Protecting the forests of Virunga National Park in the eastern Democratic Republic of congo home to endangered mountain gorillas could be described as one of the toughest jobs on the planet.
In the past 12 months, more than 20 of the park’s staff have been murdered and last week rebels were accused of killing the Italian ambassador to DR Congo, his security guard, and driver in an attack within the park.
“The level of sacrifice that’s involved in keeping this work going all always be the hardest thing to deal with”, says Emmanuel de Merode, who is in charge of more than 800 rangers at Virunga, Africa’s oldest and largest national park.
It spans 7,800 sq km (3,000 sq miles) and I’d home to an astonishingly diverse landscape from active volcanoes and vast lakes to rainforest and mountains. The park was set up nearly 100 years ago to protect mountain gorillas of which there are only 1,000 left in the world. Mr. De Merode has lived in DR Congo for nearly 30 years but he still remembers the day he first arrived.
“I bought a motorbike in Kampala and drove through Uganda into Congo and as you cross the border you’re immediately struck by the enormity of the park and the incredibly beautiful landscapes”.

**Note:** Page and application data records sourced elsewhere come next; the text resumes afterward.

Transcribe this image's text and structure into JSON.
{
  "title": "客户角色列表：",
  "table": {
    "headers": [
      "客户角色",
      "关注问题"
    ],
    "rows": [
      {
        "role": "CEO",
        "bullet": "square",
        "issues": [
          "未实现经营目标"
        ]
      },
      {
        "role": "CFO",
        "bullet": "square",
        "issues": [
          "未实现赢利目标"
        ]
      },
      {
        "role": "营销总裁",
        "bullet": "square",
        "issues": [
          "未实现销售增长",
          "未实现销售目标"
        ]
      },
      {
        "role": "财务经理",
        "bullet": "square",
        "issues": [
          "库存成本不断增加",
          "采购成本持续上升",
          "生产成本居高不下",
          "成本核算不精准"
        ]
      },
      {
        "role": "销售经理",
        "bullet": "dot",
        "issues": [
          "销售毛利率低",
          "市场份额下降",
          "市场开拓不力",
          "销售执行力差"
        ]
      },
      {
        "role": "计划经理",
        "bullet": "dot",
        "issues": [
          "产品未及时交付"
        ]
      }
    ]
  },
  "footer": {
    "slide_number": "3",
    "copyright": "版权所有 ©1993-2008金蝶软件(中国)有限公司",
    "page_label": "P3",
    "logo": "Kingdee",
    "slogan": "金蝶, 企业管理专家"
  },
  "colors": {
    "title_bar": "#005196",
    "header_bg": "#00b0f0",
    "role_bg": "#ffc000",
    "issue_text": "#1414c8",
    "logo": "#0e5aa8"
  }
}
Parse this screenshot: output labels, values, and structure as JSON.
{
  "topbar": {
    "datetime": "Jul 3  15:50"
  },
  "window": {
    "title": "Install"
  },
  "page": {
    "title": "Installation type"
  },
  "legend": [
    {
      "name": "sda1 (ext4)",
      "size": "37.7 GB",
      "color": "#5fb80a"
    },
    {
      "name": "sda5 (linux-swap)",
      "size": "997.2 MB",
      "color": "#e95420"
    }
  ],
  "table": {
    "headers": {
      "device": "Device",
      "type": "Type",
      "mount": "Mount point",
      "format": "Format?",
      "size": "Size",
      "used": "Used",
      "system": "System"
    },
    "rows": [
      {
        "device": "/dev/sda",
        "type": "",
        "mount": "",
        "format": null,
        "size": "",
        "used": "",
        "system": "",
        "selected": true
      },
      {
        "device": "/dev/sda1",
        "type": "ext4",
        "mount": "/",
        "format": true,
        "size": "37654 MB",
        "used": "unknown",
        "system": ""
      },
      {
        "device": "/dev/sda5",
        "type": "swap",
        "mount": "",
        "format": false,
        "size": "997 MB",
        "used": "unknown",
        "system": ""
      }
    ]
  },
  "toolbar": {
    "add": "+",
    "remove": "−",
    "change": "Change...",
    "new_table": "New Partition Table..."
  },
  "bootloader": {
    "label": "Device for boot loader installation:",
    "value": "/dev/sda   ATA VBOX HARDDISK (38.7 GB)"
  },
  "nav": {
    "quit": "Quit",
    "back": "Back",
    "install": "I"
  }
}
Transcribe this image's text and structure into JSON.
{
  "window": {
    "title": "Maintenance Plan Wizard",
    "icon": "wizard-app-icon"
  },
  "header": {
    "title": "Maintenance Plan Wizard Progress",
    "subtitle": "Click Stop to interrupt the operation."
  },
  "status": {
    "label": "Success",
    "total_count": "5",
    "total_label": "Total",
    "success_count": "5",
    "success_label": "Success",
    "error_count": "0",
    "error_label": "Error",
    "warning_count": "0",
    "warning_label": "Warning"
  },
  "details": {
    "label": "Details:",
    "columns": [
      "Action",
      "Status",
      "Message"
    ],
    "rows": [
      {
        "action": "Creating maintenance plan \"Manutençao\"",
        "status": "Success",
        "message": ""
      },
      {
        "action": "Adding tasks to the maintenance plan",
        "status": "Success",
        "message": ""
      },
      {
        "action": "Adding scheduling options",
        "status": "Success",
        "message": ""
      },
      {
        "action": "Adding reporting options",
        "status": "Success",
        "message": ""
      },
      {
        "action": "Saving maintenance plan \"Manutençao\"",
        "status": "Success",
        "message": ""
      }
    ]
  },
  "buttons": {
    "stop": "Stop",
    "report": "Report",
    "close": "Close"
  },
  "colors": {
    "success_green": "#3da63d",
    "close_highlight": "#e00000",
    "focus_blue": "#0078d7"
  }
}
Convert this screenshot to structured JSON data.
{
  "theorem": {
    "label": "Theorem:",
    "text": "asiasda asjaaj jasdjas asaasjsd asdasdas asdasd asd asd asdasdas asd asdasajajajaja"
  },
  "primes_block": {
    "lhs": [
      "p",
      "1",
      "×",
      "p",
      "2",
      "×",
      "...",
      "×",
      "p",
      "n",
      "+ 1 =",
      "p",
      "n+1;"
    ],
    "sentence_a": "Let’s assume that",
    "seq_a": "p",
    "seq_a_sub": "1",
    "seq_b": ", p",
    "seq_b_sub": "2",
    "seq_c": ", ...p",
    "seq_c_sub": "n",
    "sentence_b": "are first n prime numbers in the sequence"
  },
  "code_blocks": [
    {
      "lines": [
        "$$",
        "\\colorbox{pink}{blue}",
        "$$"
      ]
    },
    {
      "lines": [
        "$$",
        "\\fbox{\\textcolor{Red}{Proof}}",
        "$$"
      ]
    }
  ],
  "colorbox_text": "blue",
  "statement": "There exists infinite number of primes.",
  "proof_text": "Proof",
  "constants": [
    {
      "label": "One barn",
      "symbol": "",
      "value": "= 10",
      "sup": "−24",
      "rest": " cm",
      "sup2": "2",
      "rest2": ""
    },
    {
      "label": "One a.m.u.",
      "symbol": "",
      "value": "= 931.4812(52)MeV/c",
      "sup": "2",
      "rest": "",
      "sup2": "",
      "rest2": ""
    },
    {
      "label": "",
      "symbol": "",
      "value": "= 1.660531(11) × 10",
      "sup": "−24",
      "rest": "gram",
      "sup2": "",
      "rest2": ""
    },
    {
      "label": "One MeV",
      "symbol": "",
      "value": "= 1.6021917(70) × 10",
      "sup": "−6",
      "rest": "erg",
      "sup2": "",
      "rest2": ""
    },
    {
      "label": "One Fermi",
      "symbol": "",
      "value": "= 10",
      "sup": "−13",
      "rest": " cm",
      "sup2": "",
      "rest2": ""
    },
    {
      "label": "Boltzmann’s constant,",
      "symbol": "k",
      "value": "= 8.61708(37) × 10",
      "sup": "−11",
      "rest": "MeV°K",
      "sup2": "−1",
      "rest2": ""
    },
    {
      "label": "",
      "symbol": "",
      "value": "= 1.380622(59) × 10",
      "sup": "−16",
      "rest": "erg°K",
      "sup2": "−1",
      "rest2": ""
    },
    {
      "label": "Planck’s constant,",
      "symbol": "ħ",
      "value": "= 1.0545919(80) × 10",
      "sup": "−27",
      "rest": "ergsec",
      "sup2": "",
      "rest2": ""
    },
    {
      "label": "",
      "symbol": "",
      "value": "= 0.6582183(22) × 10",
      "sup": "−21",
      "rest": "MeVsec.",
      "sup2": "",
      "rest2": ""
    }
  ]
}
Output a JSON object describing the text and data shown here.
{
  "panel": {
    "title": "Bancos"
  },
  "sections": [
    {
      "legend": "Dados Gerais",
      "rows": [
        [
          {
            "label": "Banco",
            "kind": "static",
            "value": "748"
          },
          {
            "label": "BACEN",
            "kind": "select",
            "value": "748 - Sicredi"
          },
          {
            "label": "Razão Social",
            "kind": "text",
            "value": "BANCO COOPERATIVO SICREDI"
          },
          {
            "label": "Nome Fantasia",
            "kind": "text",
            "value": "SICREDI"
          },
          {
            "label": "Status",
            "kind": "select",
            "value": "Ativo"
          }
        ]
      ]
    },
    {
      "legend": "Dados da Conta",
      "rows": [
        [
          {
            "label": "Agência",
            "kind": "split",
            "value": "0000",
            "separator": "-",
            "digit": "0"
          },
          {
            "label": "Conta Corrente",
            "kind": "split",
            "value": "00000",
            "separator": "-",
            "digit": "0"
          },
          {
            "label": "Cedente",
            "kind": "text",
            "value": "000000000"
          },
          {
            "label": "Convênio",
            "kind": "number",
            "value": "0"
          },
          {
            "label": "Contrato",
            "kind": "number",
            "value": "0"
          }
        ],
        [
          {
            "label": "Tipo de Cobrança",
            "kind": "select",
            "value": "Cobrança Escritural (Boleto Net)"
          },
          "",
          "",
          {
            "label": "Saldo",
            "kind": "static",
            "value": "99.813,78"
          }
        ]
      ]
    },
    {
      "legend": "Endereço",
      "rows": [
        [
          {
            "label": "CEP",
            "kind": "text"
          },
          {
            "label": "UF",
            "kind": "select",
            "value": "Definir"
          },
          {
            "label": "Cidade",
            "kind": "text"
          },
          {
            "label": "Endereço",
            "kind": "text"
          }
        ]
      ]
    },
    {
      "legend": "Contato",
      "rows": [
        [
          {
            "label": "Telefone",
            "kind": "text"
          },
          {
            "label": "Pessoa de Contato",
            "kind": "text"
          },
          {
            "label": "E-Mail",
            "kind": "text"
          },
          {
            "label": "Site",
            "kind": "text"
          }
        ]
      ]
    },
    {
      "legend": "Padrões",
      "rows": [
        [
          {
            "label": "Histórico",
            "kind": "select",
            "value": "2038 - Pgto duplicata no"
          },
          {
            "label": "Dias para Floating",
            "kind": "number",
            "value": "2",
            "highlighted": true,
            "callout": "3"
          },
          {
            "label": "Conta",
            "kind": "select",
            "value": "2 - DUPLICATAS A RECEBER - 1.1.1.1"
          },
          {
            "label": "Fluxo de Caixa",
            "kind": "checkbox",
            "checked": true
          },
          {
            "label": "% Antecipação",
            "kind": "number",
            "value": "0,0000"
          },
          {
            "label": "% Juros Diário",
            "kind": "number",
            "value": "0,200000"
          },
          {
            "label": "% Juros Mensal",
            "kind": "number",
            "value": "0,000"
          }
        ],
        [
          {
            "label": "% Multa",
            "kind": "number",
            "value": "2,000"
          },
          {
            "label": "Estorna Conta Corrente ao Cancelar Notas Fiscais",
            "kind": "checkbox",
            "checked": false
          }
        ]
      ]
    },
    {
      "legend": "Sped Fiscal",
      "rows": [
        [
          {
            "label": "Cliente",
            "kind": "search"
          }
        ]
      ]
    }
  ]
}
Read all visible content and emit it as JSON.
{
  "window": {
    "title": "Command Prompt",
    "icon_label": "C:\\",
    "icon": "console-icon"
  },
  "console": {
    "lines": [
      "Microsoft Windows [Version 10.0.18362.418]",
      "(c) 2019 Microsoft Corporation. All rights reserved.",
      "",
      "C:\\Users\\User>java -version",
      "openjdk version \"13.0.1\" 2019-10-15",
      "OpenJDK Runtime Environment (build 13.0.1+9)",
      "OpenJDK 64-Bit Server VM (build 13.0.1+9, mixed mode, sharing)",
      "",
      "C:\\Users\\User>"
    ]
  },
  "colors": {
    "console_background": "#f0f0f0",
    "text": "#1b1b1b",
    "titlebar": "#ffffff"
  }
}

Born in North Africa and raised in Kenya, Mr. Merode is a Belgian prince but he does not use his title. He is softly spoken and calm despite the challenges he and his team face daily.